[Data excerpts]
▼▼▼
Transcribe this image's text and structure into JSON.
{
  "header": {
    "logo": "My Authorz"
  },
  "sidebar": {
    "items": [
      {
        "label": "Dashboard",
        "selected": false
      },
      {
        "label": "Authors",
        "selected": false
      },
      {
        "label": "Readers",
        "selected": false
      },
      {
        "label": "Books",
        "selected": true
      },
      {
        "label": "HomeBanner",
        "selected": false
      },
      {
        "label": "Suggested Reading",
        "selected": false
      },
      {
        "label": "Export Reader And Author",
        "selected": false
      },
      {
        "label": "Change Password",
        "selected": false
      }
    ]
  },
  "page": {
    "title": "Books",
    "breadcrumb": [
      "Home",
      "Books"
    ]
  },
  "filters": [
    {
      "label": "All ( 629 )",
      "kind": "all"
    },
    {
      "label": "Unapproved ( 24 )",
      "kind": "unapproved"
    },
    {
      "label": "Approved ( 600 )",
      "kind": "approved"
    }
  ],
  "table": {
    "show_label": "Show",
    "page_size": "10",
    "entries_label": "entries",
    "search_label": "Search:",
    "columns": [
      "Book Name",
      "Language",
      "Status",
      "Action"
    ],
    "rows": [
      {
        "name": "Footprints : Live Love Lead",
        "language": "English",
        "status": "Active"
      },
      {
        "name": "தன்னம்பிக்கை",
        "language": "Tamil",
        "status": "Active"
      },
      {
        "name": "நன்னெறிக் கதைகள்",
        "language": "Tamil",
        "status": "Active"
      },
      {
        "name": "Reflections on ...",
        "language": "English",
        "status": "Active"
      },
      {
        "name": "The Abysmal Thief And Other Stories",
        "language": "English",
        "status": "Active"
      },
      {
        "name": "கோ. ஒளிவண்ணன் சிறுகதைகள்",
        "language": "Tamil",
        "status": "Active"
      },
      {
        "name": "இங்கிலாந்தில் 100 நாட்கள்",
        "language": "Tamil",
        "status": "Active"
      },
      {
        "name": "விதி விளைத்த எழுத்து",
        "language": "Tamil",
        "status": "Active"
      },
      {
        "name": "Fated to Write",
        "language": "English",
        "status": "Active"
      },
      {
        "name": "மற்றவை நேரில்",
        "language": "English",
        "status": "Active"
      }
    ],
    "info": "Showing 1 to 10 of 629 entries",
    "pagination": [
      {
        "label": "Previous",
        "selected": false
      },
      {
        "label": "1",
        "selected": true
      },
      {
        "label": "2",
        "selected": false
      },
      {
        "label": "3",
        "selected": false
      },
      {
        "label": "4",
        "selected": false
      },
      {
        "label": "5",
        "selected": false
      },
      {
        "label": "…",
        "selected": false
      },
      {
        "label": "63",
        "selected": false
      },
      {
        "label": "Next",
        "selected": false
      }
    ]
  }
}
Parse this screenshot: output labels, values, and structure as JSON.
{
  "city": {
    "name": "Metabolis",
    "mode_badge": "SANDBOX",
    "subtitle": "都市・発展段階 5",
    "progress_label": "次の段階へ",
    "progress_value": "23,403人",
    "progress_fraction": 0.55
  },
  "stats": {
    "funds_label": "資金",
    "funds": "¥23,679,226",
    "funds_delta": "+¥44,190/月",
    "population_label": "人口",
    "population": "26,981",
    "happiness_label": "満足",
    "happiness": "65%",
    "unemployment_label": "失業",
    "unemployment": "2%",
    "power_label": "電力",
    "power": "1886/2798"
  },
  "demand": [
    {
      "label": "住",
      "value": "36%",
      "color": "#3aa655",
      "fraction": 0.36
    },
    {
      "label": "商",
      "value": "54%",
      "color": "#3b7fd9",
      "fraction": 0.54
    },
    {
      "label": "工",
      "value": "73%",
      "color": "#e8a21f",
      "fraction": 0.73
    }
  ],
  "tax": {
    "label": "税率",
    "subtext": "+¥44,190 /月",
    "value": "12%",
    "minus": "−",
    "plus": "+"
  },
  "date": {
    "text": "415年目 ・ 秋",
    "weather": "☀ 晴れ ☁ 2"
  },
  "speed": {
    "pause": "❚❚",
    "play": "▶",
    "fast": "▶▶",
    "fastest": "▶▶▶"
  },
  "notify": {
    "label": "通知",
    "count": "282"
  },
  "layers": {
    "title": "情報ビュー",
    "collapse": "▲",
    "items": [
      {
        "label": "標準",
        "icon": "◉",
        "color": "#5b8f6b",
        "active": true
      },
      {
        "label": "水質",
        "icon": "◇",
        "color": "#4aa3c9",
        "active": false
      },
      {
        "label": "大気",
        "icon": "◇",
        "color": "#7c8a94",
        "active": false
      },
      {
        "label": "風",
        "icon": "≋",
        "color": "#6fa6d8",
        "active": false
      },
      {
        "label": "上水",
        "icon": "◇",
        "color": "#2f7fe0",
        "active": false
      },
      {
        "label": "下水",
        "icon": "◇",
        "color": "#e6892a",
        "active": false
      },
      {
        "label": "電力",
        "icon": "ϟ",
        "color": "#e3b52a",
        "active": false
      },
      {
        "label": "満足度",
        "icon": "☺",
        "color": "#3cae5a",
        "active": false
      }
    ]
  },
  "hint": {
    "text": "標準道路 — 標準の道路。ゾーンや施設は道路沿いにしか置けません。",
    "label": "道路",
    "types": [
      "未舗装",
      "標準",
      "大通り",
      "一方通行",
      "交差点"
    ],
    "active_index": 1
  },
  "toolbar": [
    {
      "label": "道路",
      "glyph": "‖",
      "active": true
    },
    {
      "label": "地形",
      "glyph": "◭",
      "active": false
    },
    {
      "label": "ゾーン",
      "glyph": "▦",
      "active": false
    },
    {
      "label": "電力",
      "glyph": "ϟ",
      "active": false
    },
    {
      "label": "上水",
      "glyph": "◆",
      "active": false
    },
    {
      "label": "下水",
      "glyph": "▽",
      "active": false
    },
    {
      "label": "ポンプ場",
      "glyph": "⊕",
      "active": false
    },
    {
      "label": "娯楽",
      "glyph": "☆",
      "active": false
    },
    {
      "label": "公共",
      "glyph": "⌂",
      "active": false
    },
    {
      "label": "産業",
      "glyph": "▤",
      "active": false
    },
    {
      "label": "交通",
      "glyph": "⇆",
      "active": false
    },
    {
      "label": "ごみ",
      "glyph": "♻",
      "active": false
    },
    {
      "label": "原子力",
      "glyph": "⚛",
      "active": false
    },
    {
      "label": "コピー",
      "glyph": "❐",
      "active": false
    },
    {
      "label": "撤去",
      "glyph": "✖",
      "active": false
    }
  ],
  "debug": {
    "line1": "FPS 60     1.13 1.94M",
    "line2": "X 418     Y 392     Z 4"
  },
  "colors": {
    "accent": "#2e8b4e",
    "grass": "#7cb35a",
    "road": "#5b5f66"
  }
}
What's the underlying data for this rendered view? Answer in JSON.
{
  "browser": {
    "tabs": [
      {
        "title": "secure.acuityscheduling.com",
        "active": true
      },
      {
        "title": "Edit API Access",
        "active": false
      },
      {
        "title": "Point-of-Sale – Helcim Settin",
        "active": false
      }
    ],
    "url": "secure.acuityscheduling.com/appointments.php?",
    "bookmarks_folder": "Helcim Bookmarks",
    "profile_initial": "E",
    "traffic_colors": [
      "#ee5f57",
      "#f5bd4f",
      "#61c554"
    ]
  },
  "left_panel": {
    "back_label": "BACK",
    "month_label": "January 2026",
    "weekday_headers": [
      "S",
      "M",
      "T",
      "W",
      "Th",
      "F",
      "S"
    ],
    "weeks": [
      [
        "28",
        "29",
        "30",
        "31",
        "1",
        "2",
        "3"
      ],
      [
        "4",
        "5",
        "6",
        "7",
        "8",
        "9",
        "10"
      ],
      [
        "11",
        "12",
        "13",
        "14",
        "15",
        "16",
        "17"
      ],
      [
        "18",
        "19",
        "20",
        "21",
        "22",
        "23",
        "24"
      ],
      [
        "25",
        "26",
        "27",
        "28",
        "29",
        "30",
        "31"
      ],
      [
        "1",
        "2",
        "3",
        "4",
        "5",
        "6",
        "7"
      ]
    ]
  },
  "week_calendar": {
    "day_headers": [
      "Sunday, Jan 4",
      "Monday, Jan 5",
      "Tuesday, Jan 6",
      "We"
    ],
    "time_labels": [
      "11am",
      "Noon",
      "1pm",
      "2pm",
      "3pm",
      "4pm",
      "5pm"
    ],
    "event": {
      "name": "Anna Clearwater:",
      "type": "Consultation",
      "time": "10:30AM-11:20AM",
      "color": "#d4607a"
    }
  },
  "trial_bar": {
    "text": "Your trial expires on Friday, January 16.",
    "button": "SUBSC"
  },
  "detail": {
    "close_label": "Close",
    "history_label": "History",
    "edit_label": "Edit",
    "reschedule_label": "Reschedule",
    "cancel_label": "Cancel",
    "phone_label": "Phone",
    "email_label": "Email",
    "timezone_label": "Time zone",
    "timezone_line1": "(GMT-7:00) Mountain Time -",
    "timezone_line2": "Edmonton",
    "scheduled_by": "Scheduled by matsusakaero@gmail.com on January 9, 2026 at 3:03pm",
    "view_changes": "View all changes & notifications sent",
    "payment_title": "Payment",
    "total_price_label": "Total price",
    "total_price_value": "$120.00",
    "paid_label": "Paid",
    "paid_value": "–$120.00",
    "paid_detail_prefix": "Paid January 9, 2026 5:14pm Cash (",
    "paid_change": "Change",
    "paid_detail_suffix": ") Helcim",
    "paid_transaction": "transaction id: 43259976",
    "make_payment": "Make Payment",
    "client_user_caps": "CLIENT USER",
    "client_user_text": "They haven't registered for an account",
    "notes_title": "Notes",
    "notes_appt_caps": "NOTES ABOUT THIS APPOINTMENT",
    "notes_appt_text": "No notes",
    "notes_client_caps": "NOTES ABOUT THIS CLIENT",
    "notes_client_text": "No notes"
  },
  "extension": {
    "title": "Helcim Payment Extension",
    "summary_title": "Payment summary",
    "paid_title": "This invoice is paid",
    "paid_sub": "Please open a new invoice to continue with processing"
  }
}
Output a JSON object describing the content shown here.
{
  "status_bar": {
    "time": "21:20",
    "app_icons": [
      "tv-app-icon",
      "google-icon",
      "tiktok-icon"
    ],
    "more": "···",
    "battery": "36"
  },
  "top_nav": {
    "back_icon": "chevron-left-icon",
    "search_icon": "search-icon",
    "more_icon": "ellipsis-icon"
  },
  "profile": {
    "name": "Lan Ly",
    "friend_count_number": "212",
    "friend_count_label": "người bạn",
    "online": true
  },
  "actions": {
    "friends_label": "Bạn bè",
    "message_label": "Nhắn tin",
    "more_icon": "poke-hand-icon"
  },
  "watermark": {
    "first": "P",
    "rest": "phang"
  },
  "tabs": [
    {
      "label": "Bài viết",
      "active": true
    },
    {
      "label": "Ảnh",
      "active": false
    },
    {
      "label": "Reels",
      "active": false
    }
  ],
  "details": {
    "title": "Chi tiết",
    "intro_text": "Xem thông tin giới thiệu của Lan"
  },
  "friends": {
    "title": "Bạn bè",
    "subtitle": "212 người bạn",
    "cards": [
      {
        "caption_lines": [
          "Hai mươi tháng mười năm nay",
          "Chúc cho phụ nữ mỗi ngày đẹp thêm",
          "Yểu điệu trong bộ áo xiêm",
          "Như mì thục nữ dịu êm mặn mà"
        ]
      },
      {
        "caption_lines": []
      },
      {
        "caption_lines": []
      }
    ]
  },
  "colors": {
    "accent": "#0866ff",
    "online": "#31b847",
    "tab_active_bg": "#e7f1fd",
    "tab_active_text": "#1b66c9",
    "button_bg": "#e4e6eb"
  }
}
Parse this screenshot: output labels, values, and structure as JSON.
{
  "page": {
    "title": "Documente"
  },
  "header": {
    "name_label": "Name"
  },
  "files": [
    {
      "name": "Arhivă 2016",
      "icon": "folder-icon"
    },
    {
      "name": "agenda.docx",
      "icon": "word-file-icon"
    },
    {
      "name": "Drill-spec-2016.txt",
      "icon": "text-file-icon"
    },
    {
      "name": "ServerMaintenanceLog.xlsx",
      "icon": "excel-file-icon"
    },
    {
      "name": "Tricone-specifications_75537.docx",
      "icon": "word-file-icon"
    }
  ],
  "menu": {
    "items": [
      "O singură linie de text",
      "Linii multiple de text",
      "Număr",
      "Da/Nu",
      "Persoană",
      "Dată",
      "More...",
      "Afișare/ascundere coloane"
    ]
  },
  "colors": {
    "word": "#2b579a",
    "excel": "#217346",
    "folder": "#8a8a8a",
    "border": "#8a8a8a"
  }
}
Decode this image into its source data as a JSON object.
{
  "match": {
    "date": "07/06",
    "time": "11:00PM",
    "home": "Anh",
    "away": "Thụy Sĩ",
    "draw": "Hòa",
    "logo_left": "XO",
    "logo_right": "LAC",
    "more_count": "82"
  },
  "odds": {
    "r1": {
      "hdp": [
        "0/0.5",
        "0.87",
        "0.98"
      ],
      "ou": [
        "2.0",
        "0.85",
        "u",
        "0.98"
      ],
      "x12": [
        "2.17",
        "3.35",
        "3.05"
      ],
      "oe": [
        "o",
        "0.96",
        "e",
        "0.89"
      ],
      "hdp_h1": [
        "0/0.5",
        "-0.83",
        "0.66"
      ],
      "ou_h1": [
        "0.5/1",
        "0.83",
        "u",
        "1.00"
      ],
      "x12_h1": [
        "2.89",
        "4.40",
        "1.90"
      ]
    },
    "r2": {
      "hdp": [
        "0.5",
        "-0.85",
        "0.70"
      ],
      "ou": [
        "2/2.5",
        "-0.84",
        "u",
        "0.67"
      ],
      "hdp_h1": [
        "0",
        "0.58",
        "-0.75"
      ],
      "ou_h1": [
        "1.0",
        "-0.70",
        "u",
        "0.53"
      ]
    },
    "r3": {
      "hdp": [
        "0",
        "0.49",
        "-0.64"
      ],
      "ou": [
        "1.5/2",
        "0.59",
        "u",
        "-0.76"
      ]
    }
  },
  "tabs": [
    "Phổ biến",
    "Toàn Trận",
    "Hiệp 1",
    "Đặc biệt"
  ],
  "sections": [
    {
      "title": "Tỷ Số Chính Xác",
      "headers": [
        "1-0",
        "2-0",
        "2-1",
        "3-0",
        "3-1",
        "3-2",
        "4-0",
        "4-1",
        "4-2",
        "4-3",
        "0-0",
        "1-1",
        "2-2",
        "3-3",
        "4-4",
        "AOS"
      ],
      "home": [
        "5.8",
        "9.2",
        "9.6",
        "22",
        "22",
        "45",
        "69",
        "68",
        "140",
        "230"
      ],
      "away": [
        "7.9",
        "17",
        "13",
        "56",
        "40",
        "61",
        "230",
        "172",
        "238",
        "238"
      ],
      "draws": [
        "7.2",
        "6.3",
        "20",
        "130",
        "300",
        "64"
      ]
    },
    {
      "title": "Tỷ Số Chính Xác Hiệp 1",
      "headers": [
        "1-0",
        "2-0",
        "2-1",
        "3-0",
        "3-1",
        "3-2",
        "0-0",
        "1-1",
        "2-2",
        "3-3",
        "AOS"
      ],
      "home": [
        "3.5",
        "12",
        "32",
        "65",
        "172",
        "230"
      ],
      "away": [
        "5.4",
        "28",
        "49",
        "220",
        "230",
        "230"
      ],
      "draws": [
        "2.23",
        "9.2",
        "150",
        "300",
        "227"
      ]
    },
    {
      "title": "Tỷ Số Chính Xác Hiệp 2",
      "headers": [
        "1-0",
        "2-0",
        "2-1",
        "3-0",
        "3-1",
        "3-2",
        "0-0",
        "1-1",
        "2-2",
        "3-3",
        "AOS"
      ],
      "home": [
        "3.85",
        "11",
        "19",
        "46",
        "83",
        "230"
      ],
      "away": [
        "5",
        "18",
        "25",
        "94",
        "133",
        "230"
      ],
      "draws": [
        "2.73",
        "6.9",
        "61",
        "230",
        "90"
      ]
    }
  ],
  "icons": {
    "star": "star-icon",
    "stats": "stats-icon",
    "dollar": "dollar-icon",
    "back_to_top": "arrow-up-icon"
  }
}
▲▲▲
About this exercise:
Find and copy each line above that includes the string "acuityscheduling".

Task answer:
        "title": "secure.acuityscheduling.com",
    "url": "secure.acuityscheduling.com/appointments.php?",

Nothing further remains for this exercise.